eSports – The Billion Dollar Industry Changing Relationships With Brands

Matthew Malcolm

I’ve always had a deep love of sport; the competition, drama, stories, the heartache and triumph. In my world, there is nothing more human than to want to bring people together for a common goal. That feeling of inclusion when you are part of a team, as a fan, or a spectator has always been a powerful experience.

And that is why the future of eSports is so interesting.

Source: 2017 Newzoo Global eSports Report

Growing at 40 percent year on year and forecast to become a $1.5bn industry by 2020, the eSports ecosystem of players, fans, sports and businesspeople is aligned closely with one of the fastest growing entertainment industries globally, video gaming.

To put it in perspective, according to 2015 data from National Cricket Census (Australia’s number one participation sport), 1,311,184 people played cricket across Australia in 2015-2016.

Compared with the findings from the sixth Digital Australia report by Bond University, 68% of Australians play video games. That’s approximately 16 million of us. The fastest growing segment of the population new to video games was those over the age of 50, of which 49% actively play?

In the commercial space, the Detroit Renegades, a North American team owned by NBA player Jonas Jerebko who’s current roster features three Australians, has clocked up total prize money earnings of more than $400,000 in the last few years.

You only have to look at the number of tournaments and prize pools from the most popular eSports games like League of Legends, Dota 2, Call of Duty, StarCraft II and Counter-Strike: Global Offensive, to see just how staggering the numbers are.

Source: 2017 Newzoo Global eSports Report

Over $110,000,000 USD dollars in prize money was distributed in 2017, which is up 70% from 2015 and 1800% from 2010 according to information website eSportsearnings

There is also emerging consolidation within the industry – a well-known sign of a maturing market – with Time Warner acquiring Machinima, a global YouTube network focussing on gaming back in 2016. With this acquisition Time Warner added to its existing ownership of the ELEAGUE and by extension created opportunities for the conglomerate to bring streaming, technology and new business models to their holdings.
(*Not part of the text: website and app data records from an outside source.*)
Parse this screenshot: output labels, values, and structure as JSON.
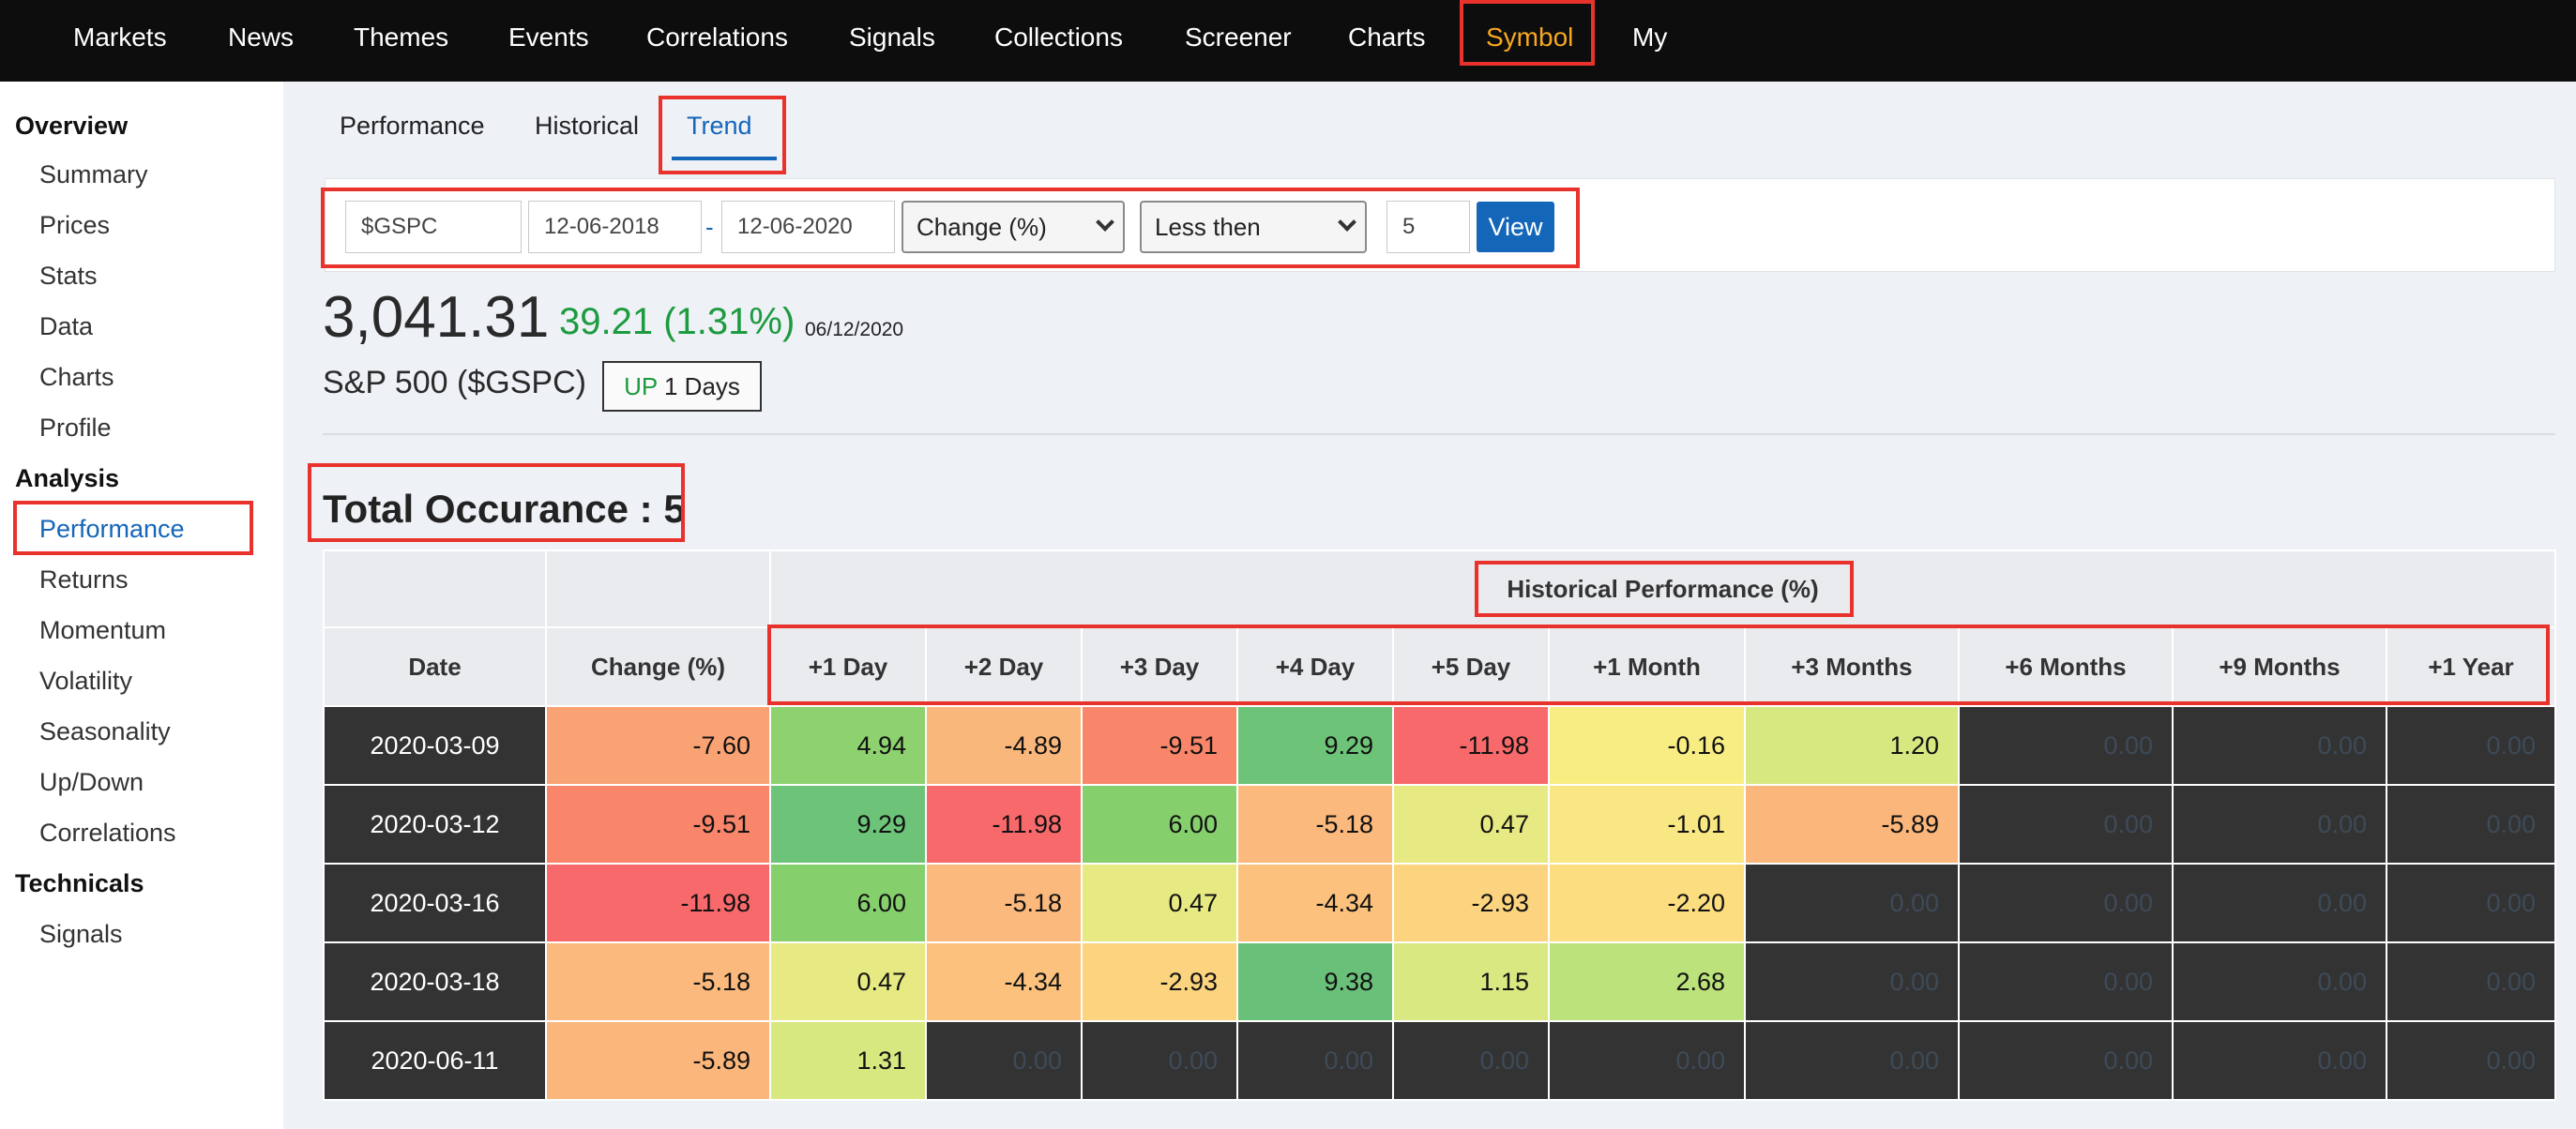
{
  "nav": {
    "items": [
      "Markets",
      "News",
      "Themes",
      "Events",
      "Correlations",
      "Signals",
      "Collections",
      "Screener",
      "Charts",
      "Symbol",
      "My"
    ],
    "active": "Symbol"
  },
  "sidebar": {
    "overview_heading": "Overview",
    "overview_items": [
      "Summary",
      "Prices",
      "Stats",
      "Data",
      "Charts",
      "Profile"
    ],
    "analysis_heading": "Analysis",
    "analysis_items": [
      "Performance",
      "Returns",
      "Momentum",
      "Volatility",
      "Seasonality",
      "Up/Down",
      "Correlations"
    ],
    "technicals_heading": "Technicals",
    "technicals_items": [
      "Signals"
    ],
    "active": "Performance"
  },
  "tabs": {
    "items": [
      "Performance",
      "Historical",
      "Trend"
    ],
    "active": "Trend"
  },
  "filters": {
    "symbol": "$GSPC",
    "start_date": "12-06-2018",
    "separator": "-",
    "end_date": "12-06-2020",
    "metric": "Change (%)",
    "condition": "Less then",
    "threshold": "5",
    "view_label": "View"
  },
  "quote": {
    "price": "3,041.31",
    "change": "39.21 (1.31%)",
    "date": "06/12/2020",
    "name": "S&P 500 ($GSPC)",
    "trend_dir": "UP",
    "trend_len": "1 Days"
  },
  "occurrence": "Total Occurance : 5",
  "table": {
    "group_header": "Historical Performance (%)",
    "columns": [
      "Date",
      "Change (%)",
      "+1 Day",
      "+2 Day",
      "+3 Day",
      "+4 Day",
      "+5 Day",
      "+1 Month",
      "+3 Months",
      "+6 Months",
      "+9 Months",
      "+1 Year"
    ],
    "rows": [
      {
        "date": "2020-03-09",
        "values": [
          "-7.60",
          "4.94",
          "-4.89",
          "-9.51",
          "9.29",
          "-11.98",
          "-0.16",
          "1.20",
          "0.00",
          "0.00",
          "0.00"
        ],
        "colors": [
          "#f9a273",
          "#8ed26f",
          "#fab77c",
          "#f9866b",
          "#6dc378",
          "#f8696b",
          "#f7ed83",
          "#d8e881",
          null,
          null,
          null
        ]
      },
      {
        "date": "2020-03-12",
        "values": [
          "-9.51",
          "9.29",
          "-11.98",
          "6.00",
          "-5.18",
          "0.47",
          "-1.01",
          "-5.89",
          null,
          null,
          null
        ],
        "colors": [
          "#f9866b",
          "#6dc378",
          "#f8696b",
          "#86cf6d",
          "#fbb97d",
          "#e7ea82",
          "#f9e784",
          "#fbb67b",
          null,
          null,
          null
        ]
      },
      {
        "date": "2020-03-16",
        "values": [
          "-11.98",
          "6.00",
          "-5.18",
          "0.47",
          "-4.34",
          "-2.93",
          "-2.20",
          null,
          null,
          null,
          null
        ],
        "colors": [
          "#f8696b",
          "#86cf6d",
          "#fbb97d",
          "#e7ea82",
          "#fcc27d",
          "#fcd47f",
          "#fcde81",
          null,
          null,
          null,
          null
        ]
      },
      {
        "date": "2020-03-18",
        "values": [
          "-5.18",
          "0.47",
          "-4.34",
          "-2.93",
          "9.38",
          "1.15",
          "2.68",
          null,
          null,
          null,
          null
        ],
        "colors": [
          "#fbb97d",
          "#e7ea82",
          "#fcc27d",
          "#fcd47f",
          "#69c078",
          "#d9e881",
          "#bce27b",
          null,
          null,
          null,
          null
        ]
      },
      {
        "date": "2020-06-11",
        "values": [
          "-5.89",
          "1.31",
          null,
          null,
          null,
          null,
          null,
          null,
          null,
          null,
          null
        ],
        "colors": [
          "#fbb67b",
          "#d7e881",
          null,
          null,
          null,
          null,
          null,
          null,
          null,
          null,
          null
        ]
      }
    ],
    "na_value": "0.00"
  }
}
But it’s not just the industry activity and growing earnings that is fascinating; team rosters now include coaches, phycologists, analysts, team houses, player transfers – all the attributes commonly associated with professional sporting organisations. There are even professional NFL players living and rooming with eSports professionals.

Soon to be a distant memory are the days where the talk of ‘professional video gaming’ garnered a chuckle. As Joe Rogan put it during an interview with professional gamer Jordan “n0thing” Gilbert, “it’s always been fascinating to me that certain games get taken seriously. Certain games, garner respect. Like Chess… If you were a really good Chess player. [Sic] It was like, oh, he’s a sophisticated gentleman”.

For a moment, consider the environment that has continued to develop alongside eSports with online streaming. These audiences are global, unrestricted by television rights, highly measurable by nature of being online, and have incredibly strong player-to-fan engagement rates.

Source: eSports Charts

In fact, Twitch, a streaming service that sold to Amazon in 2014 for $970 million in cash has recently passed the mark of 1 million average viewers per day, while organisations like Formula 1, the NHL and NBA and AFL are continuing to build engagement with fans through emerging eSports programs which follow the regular season.

It is with this high-growth industry that the relationship with brands is changing. Brands are able to get closer to consumers at scale and leverage the better relationships of streamers to increase engagement and reach new markets.

At a higher level, the International Olympic Committee (IOC) acknowledged the rapid growth of competitive gaming and released a statement stating, “competitive eSports could be considered as a sporting activity, and the players involved prepare and train with an intensity which may be comparable to athletes in traditional sports.”.

In fact, back at home in New Zealand and here in Australia, it’s already happening at High Schools…

Source: HSL (High School League)

Currently, 17 colleges including UC Irvine, University of Utah, and Staffordshire University in the United Kingdom offer athletic scholarships for eSports and competitive gaming.

So, I encourage you to familiarise yourselves with some eSports that you can relate to. Take some time to watch an event online, attend an event in person, or maybe even learn a little more about Twitch.

I encourage you to step back from the screen and see the competition for what it is. An experience with all the drama, disappointment and magic moments that traditional sports have. See it as individuals striving to be their best and teams working to achieve common goals.

See eSports as a truly human endeavour. Because that, I believe, is certainly something brands can engage with.


Matthew Malcolm is the Founder & Managing Director at Gallantway, a proud TEDxSydney partner and specialist performance marketing company headquartered in Sydney, Australia.